skip to Main Content

Restoration of Historic Creek Council House Museum Passes Halfway Point 

By Lucas Taylor/MCNPR

Downtown Business Owner looks forward to the increase of visitors once renovation is complete 

OKMULGEE, Okla., – As Liz Staudt looks out her business’ front window she likes what she sees. Staudt is taking notice of the renovation work to the Historic Creek Council House Museum, and anxiously waiting for its completion. The owner of Staudt Jeweler remembers the time not long ago when the Creek Council House was the focal point of tourism in downtown Okmulgee.

“I think it’s urgently important that this renovation be completed as soon as possible,” said Staudt.  “The museum is a draw. Travelers see the billboard about the museum on Hwy 75 and come to downtown Okmulgee to visit the museum. Even tour buses made this a stopping point.”
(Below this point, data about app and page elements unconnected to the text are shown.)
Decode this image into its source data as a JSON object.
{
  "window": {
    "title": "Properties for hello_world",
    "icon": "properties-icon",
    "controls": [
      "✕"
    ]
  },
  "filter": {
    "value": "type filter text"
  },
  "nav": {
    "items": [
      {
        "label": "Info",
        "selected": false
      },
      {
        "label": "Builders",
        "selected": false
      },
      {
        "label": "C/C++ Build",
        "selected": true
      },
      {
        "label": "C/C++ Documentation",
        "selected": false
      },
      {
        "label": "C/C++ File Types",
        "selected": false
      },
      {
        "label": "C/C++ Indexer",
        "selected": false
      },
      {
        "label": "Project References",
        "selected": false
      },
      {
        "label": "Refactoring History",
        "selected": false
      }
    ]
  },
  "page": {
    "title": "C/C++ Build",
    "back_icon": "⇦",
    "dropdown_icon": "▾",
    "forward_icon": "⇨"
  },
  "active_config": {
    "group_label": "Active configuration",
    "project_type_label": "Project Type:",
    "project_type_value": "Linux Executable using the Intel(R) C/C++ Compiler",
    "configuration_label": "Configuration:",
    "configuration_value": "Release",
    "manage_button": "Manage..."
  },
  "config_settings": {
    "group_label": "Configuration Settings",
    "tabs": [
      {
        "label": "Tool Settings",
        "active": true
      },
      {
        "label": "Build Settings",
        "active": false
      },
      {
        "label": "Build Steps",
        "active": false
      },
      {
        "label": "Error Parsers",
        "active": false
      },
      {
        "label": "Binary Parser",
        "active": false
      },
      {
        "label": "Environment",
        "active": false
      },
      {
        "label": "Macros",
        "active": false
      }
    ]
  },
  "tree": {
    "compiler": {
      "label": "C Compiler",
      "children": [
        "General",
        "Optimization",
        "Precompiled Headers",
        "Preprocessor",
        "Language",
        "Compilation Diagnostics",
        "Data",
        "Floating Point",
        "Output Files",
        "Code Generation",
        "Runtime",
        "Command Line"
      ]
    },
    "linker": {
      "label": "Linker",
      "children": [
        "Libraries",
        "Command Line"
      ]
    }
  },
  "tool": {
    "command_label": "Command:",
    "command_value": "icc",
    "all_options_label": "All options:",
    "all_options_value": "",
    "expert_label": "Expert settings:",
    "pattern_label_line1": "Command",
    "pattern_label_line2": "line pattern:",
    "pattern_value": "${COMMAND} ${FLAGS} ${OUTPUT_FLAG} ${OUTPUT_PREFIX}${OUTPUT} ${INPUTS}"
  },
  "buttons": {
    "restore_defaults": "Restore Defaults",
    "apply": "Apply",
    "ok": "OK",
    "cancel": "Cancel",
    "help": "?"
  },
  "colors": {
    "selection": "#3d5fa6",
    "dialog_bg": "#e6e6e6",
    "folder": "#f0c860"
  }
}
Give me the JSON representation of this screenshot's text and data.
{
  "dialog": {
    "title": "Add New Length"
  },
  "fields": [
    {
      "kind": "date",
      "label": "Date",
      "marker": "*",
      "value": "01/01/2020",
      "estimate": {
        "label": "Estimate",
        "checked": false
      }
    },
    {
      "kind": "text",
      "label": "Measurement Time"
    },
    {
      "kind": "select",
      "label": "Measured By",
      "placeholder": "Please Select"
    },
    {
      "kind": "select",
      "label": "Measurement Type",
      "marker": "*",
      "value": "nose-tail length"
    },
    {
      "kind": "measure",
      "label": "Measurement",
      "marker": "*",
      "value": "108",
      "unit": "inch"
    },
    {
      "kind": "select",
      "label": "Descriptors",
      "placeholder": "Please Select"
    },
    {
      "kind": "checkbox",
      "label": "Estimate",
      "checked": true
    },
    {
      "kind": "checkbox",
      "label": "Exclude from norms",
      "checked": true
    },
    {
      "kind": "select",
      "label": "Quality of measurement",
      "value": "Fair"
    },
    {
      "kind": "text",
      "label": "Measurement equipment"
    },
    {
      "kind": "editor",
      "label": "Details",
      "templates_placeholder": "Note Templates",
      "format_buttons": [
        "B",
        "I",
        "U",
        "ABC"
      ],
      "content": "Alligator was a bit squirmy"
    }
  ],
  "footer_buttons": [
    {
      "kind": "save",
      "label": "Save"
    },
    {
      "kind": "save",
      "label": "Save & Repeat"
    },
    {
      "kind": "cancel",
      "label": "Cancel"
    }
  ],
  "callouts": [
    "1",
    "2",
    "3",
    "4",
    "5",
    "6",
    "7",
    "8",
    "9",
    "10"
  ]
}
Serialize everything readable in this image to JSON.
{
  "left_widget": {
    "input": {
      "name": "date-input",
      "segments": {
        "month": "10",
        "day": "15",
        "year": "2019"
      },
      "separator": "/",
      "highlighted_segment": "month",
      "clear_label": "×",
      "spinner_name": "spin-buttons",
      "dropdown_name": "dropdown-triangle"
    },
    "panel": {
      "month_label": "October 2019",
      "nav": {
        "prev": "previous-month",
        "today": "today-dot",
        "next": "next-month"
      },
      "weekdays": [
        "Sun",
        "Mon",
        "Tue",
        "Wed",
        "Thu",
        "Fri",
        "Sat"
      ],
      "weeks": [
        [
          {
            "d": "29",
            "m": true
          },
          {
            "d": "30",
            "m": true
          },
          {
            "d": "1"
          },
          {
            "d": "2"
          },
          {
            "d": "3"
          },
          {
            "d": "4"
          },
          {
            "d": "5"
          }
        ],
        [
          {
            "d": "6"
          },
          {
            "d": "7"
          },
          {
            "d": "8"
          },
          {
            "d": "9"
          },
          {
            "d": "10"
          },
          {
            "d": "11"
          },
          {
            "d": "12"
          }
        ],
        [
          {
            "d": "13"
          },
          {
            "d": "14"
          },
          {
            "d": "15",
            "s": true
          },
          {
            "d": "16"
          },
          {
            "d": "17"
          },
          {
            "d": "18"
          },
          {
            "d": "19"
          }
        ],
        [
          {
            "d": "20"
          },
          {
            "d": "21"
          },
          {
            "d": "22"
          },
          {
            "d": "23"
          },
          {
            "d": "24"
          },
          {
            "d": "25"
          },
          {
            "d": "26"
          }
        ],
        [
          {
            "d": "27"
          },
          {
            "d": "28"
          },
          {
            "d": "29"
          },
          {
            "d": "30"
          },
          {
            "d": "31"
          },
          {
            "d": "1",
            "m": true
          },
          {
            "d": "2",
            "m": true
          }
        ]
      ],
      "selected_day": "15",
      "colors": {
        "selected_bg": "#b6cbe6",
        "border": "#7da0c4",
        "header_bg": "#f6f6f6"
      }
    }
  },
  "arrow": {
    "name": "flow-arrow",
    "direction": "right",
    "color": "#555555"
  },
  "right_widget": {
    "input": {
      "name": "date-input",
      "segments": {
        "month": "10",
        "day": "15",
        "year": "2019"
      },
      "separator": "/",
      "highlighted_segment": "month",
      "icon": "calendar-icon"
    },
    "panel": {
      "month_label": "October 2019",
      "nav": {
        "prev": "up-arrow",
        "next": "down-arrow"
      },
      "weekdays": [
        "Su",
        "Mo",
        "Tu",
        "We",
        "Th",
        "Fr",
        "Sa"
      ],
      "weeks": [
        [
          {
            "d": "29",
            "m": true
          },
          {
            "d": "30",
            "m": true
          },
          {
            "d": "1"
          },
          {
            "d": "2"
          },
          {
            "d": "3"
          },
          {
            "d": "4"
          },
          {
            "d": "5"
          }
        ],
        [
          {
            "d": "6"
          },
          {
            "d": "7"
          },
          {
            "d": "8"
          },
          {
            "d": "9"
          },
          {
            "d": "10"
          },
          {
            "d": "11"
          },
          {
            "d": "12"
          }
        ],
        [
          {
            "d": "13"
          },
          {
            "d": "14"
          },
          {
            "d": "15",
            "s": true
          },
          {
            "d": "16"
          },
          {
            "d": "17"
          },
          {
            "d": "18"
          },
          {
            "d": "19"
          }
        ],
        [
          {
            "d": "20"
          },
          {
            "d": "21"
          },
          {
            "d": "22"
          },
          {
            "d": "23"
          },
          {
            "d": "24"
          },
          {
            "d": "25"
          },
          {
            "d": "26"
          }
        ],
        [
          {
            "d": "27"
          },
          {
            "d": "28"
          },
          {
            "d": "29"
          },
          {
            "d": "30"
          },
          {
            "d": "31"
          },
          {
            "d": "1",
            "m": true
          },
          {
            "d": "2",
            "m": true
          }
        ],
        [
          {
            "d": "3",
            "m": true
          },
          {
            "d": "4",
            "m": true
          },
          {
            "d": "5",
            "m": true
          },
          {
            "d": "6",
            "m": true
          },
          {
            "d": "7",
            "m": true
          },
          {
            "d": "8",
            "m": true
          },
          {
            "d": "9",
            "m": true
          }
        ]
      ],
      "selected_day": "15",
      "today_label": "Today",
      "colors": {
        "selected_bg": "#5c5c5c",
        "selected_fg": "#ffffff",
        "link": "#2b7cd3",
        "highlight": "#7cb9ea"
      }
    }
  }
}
Construction crews are currently working on painting the interior, repairing the floors, stairs, and walls and replacing the sidewalks. Construction crews have completed restoring the ceilings, repairing the roof and the cupola, stabilizing the foundation on the northwest corner, installing a drain system in the lawn, and regrading the lawn to avoid pooling at the foundation.

According to Veronica Pipestem, Muscogee (Creek) Nation Cultural Center and Archives Interim Director/Collections Manager, the progress of the renovation is passed its halfway point. The construction is on schedule and will be completed in December. The reinterpretation of the inside should be completed by mid to late 2018.

The role of MCN Cultural Center and Archives and the renovation process developed mainly during the design phase of the project where key Cultural Center & Archives staff coordinated research regarding the history of the building. The goal was to give the architects an idea of how to use the space and what it should look like according to the historical record.

Accuracy of the Museum is a key component when it comes to visitors downtown. “A majority of the visitors that come to my business and ask about the museum are not Native American,” explained Staudt. “They are intrigued about the Creek Culture and want to see firsthand the history and artifacts of the Creek People.”

Once the rehabilitation to the outside of the Council House is completed, work will begin to transform its inside so that it looks like it did in 1906. The Council House will be used as an educational resource that will, for the first time since the beginning, cohesively present the history, context, and present-day operations of the Muscogee (Creek) Nation tribal government.

The history of the Muscogee Nation during the Council House era (1865-1906) will be presented alongside contemporary government functions to remind visitors that the Council House represents a people who thrived here in the latter part of the 19th century, but who also continue to exist and thrive in the 21st century.  Exhibits will be interwoven with past and present elements to paint a portrait of the ways in which the Council House-era of governance is still preserved and that elements of that era remain a vital part of contemporary Muscogee government functions. Visitors will be invited to interact with the objects and interactive elements in the exhibits.

For more information contact the Muscogee (Creek) Nation Cultural Center and Archives at (918)-549-2434.

 

This Post Has One Comment

  1. My great-great grandfather was David Kernell who was a member of the House of Warriors in 1895-1996 when he signed the Tuckabatchee Census Rolls. I am so excited to see records regarding the Council members from this era in the museum who once worked in this building!

Leave a Reply

Your email address will not be published. Required fields are marked *

Back To Top